_Exercise directions:_ Give the entries again exactly as they appear, but without the images.

_Dataset rows describing interfaces:_
══════════════════════════════
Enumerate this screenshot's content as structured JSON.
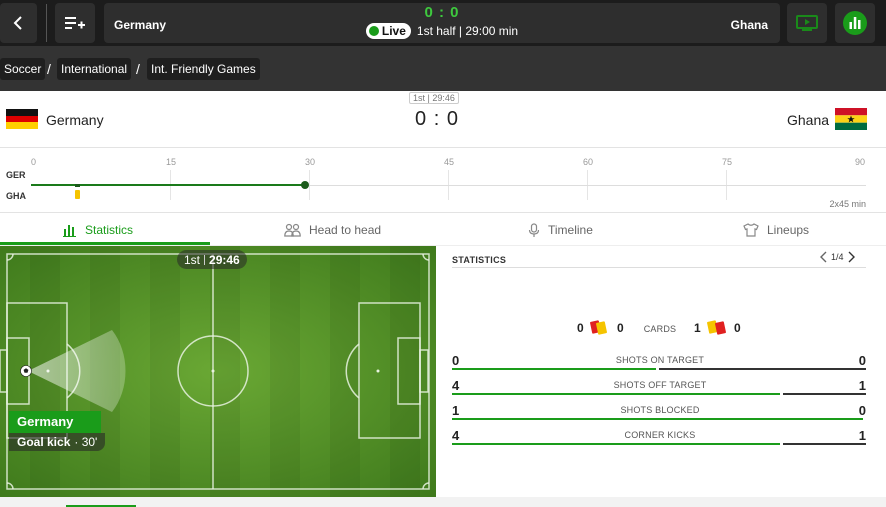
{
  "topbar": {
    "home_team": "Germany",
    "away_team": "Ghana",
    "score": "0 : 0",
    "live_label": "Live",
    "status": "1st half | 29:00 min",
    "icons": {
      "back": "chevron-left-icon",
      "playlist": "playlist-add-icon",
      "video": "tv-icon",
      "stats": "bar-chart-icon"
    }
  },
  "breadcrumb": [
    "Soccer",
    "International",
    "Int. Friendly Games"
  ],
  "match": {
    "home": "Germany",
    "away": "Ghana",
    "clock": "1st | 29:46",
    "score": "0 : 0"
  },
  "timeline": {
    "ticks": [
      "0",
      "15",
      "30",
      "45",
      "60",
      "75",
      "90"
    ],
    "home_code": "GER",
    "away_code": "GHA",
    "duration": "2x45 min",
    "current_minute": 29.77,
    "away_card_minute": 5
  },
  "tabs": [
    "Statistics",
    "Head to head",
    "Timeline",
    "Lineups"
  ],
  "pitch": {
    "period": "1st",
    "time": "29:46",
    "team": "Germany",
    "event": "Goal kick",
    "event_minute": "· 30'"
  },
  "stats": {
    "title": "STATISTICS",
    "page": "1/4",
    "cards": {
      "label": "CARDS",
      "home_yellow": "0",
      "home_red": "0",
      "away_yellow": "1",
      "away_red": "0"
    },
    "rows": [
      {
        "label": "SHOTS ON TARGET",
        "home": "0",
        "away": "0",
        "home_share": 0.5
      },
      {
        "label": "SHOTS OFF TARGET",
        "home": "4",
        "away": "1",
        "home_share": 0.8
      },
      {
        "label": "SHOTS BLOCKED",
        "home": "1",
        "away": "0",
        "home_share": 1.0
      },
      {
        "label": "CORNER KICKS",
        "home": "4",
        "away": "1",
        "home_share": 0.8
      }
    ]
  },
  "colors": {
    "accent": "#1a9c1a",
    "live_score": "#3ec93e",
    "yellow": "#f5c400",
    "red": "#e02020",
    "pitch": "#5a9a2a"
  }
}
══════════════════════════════
_Answer section:_
Enumerate this screenshot's content as structured JSON.
{
  "topbar": {
    "home_team": "Germany",
    "away_team": "Ghana",
    "score": "0 : 0",
    "live_label": "Live",
    "status": "1st half | 29:00 min",
    "icons": {
      "back": "chevron-left-icon",
      "playlist": "playlist-add-icon",
      "video": "tv-icon",
      "stats": "bar-chart-icon"
    }
  },
  "breadcrumb": [
    "Soccer",
    "International",
    "Int. Friendly Games"
  ],
  "match": {
    "home": "Germany",
    "away": "Ghana",
    "clock": "1st | 29:46",
    "score": "0 : 0"
  },
  "timeline": {
    "ticks": [
      "0",
      "15",
      "30",
      "45",
      "60",
      "75",
      "90"
    ],
    "home_code": "GER",
    "away_code": "GHA",
    "duration": "2x45 min",
    "current_minute": 29.77,
    "away_card_minute": 5
  },
  "tabs": [
    "Statistics",
    "Head to head",
    "Timeline",
    "Lineups"
  ],
  "pitch": {
    "period": "1st",
    "time": "29:46",
    "team": "Germany",
    "event": "Goal kick",
    "event_minute": "· 30'"
  },
  "stats": {
    "title": "STATISTICS",
    "page": "1/4",
    "cards": {
      "label": "CARDS",
      "home_yellow": "0",
      "home_red": "0",
      "away_yellow": "1",
      "away_red": "0"
    },
    "rows": [
      {
        "label": "SHOTS ON TARGET",
        "home": "0",
        "away": "0",
        "home_share": 0.5
      },
      {
        "label": "SHOTS OFF TARGET",
        "home": "4",
        "away": "1",
        "home_share": 0.8
      },
      {
        "label": "SHOTS BLOCKED",
        "home": "1",
        "away": "0",
        "home_share": 1.0
      },
      {
        "label": "CORNER KICKS",
        "home": "4",
        "away": "1",
        "home_share": 0.8
      }
    ]
  },
  "colors": {
    "accent": "#1a9c1a",
    "live_score": "#3ec93e",
    "yellow": "#f5c400",
    "red": "#e02020",
    "pitch": "#5a9a2a"
  }
}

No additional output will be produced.